The new 75,000-square-foot structure, which cost approximately $10 million, will consolidate the regional offices of the Department of Labor, the Department of Health and Human Services, and the Department of Education, now housed in several buildings in downtown Portland.
The appeal of consolidating agencies under one roof is to make the services more accessible for those who utilize them, LePage said. It will also cost less to lease in the long term than the space the agencies now occupy in Portland.
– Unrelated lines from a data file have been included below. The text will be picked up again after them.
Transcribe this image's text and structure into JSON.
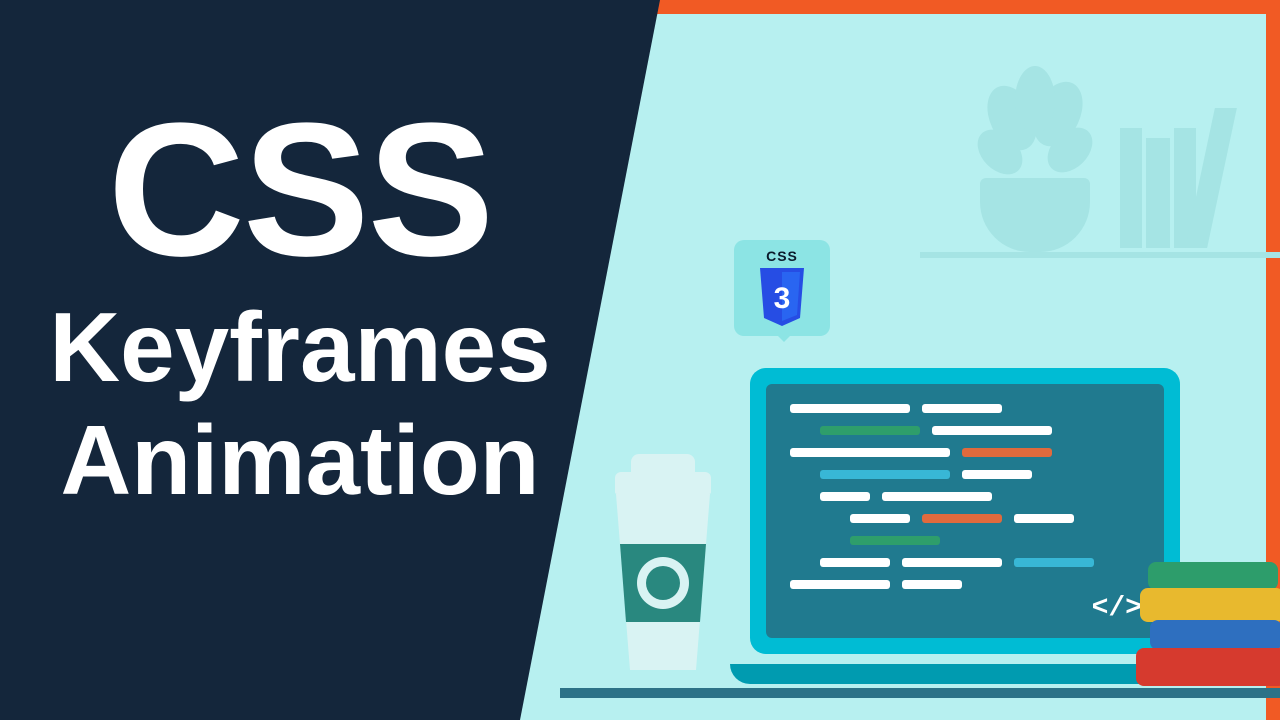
{
  "hero": {
    "line1": "CSS",
    "line2": "Keyframes",
    "line3": "Animation"
  },
  "badge": {
    "label": "CSS",
    "number": "3"
  },
  "laptop": {
    "code_symbol": "</>"
  },
  "colors": {
    "navy": "#14263b",
    "cyan_bg": "#b7f0f0",
    "orange_frame": "#f15a24",
    "laptop_teal": "#00bcd4",
    "screen_dark": "#207a8f"
  }
}
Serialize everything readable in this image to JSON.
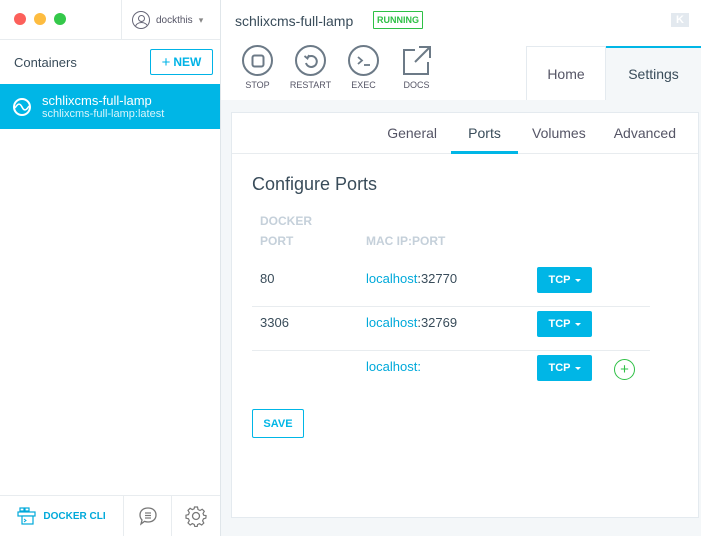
{
  "window": {
    "traffic_lights": {
      "close": "#fc605b",
      "minimize": "#fdbc40",
      "maximize": "#34c84a"
    },
    "user": {
      "name": "dockthis",
      "icon": "user-icon",
      "caret": "▾"
    }
  },
  "sidebar": {
    "title": "Containers",
    "new_button": {
      "plus": "+",
      "label": "NEW"
    },
    "containers": [
      {
        "name": "schlixcms-full-lamp",
        "image": "schlixcms-full-lamp:latest",
        "selected": true
      }
    ],
    "footer": {
      "docker_cli_label": "DOCKER CLI",
      "chat_icon": "chat-icon",
      "settings_icon": "gear-icon"
    }
  },
  "header": {
    "container_name": "schlixcms-full-lamp",
    "status": "RUNNING",
    "actions": [
      {
        "label": "STOP",
        "icon": "stop-icon"
      },
      {
        "label": "RESTART",
        "icon": "restart-icon"
      },
      {
        "label": "EXEC",
        "icon": "terminal-icon"
      },
      {
        "label": "DOCS",
        "icon": "external-link-icon"
      }
    ],
    "logo": "K",
    "tabs": [
      {
        "label": "Home",
        "active": false
      },
      {
        "label": "Settings",
        "active": true
      }
    ]
  },
  "settings": {
    "subtabs": [
      {
        "label": "General",
        "active": false
      },
      {
        "label": "Ports",
        "active": true
      },
      {
        "label": "Volumes",
        "active": false
      },
      {
        "label": "Advanced",
        "active": false
      }
    ],
    "title": "Configure Ports",
    "columns": {
      "docker_port_line1": "DOCKER",
      "docker_port_line2": "PORT",
      "mac_ip_port": "MAC IP:PORT"
    },
    "ports": [
      {
        "docker_port": "80",
        "host": "localhost",
        "sep": ":",
        "mac_port": "32770",
        "protocol": "TCP"
      },
      {
        "docker_port": "3306",
        "host": "localhost",
        "sep": ":",
        "mac_port": "32769",
        "protocol": "TCP"
      },
      {
        "docker_port": "",
        "host": "localhost",
        "sep": ":",
        "mac_port": "",
        "protocol": "TCP"
      }
    ],
    "add_symbol": "+",
    "save_label": "SAVE"
  },
  "colors": {
    "accent": "#00b6e6",
    "running": "#2ec045"
  }
}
Yet the project has been criticized for reducing accessibility for Portland clients of the state agencies. ELC Construction, the low bidder for the project more than a year ago, was one of four bidding companies, two of which were in Portland and the other in South Portland.
The state signed a 30-year lease with ELC owner Eric Cianchette, a financial supporter of LePage’s gubernatorial campaign, and construction by Landry-French Construction of Scarborough began in July.
When asked to respond Monday to criticism about the decision to move to South Portland, LePage said, “Get over it. This (building) is going to save the taxpayers $23 million … taking the bus won’t hurt anybody.”
To accommodate clients traveling to the new facility from Portland, METRO bus line No. 5 will be altered starting Jan. 11. It will reduce the time it takes to get to and from the new building from downtown Portland by cutting out a stop at the Portland Transportation Center.
Julie Rabinowitz, spokeswoman for the Department of Labor, touted the building’s “ultra-thermal envelope,” which should reduce energy use and costs; the building’s operating costs will be about $1 per square foot, compared with $5 per square foot at the existing Portland Career Center, Rabinowitz said.
“We’re very proud of what we’ve been able to do,” said Ken Cianchette, son of building owner Eric Cianchette. He and LePage lauded the fact that the project was completed using only Maine workers.
“If people want to know what epitomizes Paul LePage, this building epitomizes every single thing I think about government,” LePage said. “We are going to bring efficiency to Maine.”
Approximately a quarter of the building will be devoted to Department of Labor services, and the remaining three-fourths will be utilized by the Department of Health and Human Resources, Cianchette said.
DHHS Commissioner Mary Mayhew said the consolidation will allow the departments to “more holistically” meet the needs of clients.
Labor Commissioner Jean Paquette applauded the philosophy-turned-reality as a result of the consolidation: partnering between departments “helps create that pipeline of skilled workers by bringing people back to the workforce … we will be a soft hand-off place.”
Cohen alluded to the advantage of having such a facility in South Portland.
“Yesterday, we cut a ribbon for a state-of-the-art high school,” the mayor said. “Here, we are cutting a ribbon for a state-of-the-art office building.”
The building, whose interior is still mostly vacant, is scheduled to open to the public Jan. 26.
Gov. Paul LePage, right, speaks at a ribbon-cutting ceremony for a new state office building Monday afternoon in South Portland. He is joined by South Portland Mayor Linda Cohen, left, Department of Labor Commissioner Jeanne Paquette, Department of Health and Human Services Commissioner Mary Mayhew, builder Kevin French of Landry-French Construction, and developer Ken Cianchette.
The new regional Maine Department of Labor and Department of Health and Human Services building will be open to the public Jan. 26 at 151 Jetport Blvd. in South Portland.